What needs to be done »
Each entry that follows should be retyped in full and exactly.
─── Records shown
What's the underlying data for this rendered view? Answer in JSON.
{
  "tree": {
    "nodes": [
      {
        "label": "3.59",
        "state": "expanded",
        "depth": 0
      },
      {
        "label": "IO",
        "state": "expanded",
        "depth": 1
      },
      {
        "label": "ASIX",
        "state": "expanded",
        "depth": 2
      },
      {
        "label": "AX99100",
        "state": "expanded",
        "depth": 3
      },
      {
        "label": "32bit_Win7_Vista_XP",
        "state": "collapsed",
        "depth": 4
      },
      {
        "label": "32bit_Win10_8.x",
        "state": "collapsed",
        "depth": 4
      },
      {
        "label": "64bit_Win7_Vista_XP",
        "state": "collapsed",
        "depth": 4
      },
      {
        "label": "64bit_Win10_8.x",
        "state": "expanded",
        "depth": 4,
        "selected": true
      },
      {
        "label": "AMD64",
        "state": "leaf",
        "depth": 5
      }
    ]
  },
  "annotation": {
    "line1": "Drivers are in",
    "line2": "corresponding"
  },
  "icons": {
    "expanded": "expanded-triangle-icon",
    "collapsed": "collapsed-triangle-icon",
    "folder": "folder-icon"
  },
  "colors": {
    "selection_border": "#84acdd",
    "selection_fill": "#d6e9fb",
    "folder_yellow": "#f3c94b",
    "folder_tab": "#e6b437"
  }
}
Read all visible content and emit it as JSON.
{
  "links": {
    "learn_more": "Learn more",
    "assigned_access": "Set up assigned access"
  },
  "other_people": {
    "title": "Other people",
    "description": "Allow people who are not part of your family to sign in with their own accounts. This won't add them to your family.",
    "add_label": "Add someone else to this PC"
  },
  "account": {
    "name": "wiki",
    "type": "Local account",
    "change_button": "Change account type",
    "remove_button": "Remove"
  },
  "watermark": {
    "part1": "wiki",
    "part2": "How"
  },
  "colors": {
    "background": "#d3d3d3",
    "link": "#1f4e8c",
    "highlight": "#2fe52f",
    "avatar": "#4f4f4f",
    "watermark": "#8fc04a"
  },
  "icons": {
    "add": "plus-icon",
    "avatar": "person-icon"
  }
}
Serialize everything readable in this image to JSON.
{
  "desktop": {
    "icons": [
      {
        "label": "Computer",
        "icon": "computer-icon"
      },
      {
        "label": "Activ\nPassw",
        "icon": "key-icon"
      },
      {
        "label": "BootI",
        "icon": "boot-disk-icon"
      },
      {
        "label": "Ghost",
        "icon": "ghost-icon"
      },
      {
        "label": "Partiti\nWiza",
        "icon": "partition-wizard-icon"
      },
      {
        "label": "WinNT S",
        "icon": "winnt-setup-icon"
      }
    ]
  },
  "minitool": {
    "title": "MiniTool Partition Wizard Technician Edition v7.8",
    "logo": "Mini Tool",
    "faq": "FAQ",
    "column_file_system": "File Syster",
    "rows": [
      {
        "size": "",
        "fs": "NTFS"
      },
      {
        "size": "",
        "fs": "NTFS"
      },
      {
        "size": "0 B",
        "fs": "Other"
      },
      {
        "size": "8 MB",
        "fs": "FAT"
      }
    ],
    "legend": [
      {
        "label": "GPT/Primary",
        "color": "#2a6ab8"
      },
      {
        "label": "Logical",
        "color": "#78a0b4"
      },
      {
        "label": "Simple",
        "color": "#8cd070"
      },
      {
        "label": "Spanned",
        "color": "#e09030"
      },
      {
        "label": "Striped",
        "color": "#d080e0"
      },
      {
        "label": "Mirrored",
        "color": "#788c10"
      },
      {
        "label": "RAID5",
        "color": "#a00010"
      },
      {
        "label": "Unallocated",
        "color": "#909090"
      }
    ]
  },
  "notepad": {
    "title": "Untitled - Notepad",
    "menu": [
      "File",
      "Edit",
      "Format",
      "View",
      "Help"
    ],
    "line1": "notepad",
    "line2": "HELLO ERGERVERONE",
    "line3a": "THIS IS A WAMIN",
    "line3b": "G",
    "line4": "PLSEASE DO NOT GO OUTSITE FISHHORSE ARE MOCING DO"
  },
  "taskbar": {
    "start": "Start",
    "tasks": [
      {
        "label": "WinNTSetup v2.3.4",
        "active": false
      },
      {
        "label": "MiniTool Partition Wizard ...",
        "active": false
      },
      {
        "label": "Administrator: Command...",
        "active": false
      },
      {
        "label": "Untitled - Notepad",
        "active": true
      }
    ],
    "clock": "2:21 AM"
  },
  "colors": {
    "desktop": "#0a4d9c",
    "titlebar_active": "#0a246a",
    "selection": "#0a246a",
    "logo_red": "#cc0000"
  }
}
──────
Exercise solution »
What's the underlying data for this rendered view? Answer in JSON.
{
  "tree": {
    "nodes": [
      {
        "label": "3.59",
        "state": "expanded",
        "depth": 0
      },
      {
        "label": "IO",
        "state": "expanded",
        "depth": 1
      },
      {
        "label": "ASIX",
        "state": "expanded",
        "depth": 2
      },
      {
        "label": "AX99100",
        "state": "expanded",
        "depth": 3
      },
      {
        "label": "32bit_Win7_Vista_XP",
        "state": "collapsed",
        "depth": 4
      },
      {
        "label": "32bit_Win10_8.x",
        "state": "collapsed",
        "depth": 4
      },
      {
        "label": "64bit_Win7_Vista_XP",
        "state": "collapsed",
        "depth": 4
      },
      {
        "label": "64bit_Win10_8.x",
        "state": "expanded",
        "depth": 4,
        "selected": true
      },
      {
        "label": "AMD64",
        "state": "leaf",
        "depth": 5
      }
    ]
  },
  "annotation": {
    "line1": "Drivers are in",
    "line2": "corresponding"
  },
  "icons": {
    "expanded": "expanded-triangle-icon",
    "collapsed": "collapsed-triangle-icon",
    "folder": "folder-icon"
  },
  "colors": {
    "selection_border": "#84acdd",
    "selection_fill": "#d6e9fb",
    "folder_yellow": "#f3c94b",
    "folder_tab": "#e6b437"
  }
}
Read all visible content and emit it as JSON.
{
  "links": {
    "learn_more": "Learn more",
    "assigned_access": "Set up assigned access"
  },
  "other_people": {
    "title": "Other people",
    "description": "Allow people who are not part of your family to sign in with their own accounts. This won't add them to your family.",
    "add_label": "Add someone else to this PC"
  },
  "account": {
    "name": "wiki",
    "type": "Local account",
    "change_button": "Change account type",
    "remove_button": "Remove"
  },
  "watermark": {
    "part1": "wiki",
    "part2": "How"
  },
  "colors": {
    "background": "#d3d3d3",
    "link": "#1f4e8c",
    "highlight": "#2fe52f",
    "avatar": "#4f4f4f",
    "watermark": "#8fc04a"
  },
  "icons": {
    "add": "plus-icon",
    "avatar": "person-icon"
  }
}
Serialize everything readable in this image to JSON.
{
  "desktop": {
    "icons": [
      {
        "label": "Computer",
        "icon": "computer-icon"
      },
      {
        "label": "Activ\nPassw",
        "icon": "key-icon"
      },
      {
        "label": "BootI",
        "icon": "boot-disk-icon"
      },
      {
        "label": "Ghost",
        "icon": "ghost-icon"
      },
      {
        "label": "Partiti\nWiza",
        "icon": "partition-wizard-icon"
      },
      {
        "label": "WinNT S",
        "icon": "winnt-setup-icon"
      }
    ]
  },
  "minitool": {
    "title": "MiniTool Partition Wizard Technician Edition v7.8",
    "logo": "Mini Tool",
    "faq": "FAQ",
    "column_file_system": "File Syster",
    "rows": [
      {
        "size": "",
        "fs": "NTFS"
      },
      {
        "size": "",
        "fs": "NTFS"
      },
      {
        "size": "0 B",
        "fs": "Other"
      },
      {
        "size": "8 MB",
        "fs": "FAT"
      }
    ],
    "legend": [
      {
        "label": "GPT/Primary",
        "color": "#2a6ab8"
      },
      {
        "label": "Logical",
        "color": "#78a0b4"
      },
      {
        "label": "Simple",
        "color": "#8cd070"
      },
      {
        "label": "Spanned",
        "color": "#e09030"
      },
      {
        "label": "Striped",
        "color": "#d080e0"
      },
      {
        "label": "Mirrored",
        "color": "#788c10"
      },
      {
        "label": "RAID5",
        "color": "#a00010"
      },
      {
        "label": "Unallocated",
        "color": "#909090"
      }
    ]
  },
  "notepad": {
    "title": "Untitled - Notepad",
    "menu": [
      "File",
      "Edit",
      "Format",
      "View",
      "Help"
    ],
    "line1": "notepad",
    "line2": "HELLO ERGERVERONE",
    "line3a": "THIS IS A WAMIN",
    "line3b": "G",
    "line4": "PLSEASE DO NOT GO OUTSITE FISHHORSE ARE MOCING DO"
  },
  "taskbar": {
    "start": "Start",
    "tasks": [
      {
        "label": "WinNTSetup v2.3.4",
        "active": false
      },
      {
        "label": "MiniTool Partition Wizard ...",
        "active": false
      },
      {
        "label": "Administrator: Command...",
        "active": false
      },
      {
        "label": "Untitled - Notepad",
        "active": true
      }
    ],
    "clock": "2:21 AM"
  },
  "colors": {
    "desktop": "#0a4d9c",
    "titlebar_active": "#0a246a",
    "selection": "#0a246a",
    "logo_red": "#cc0000"
  }
}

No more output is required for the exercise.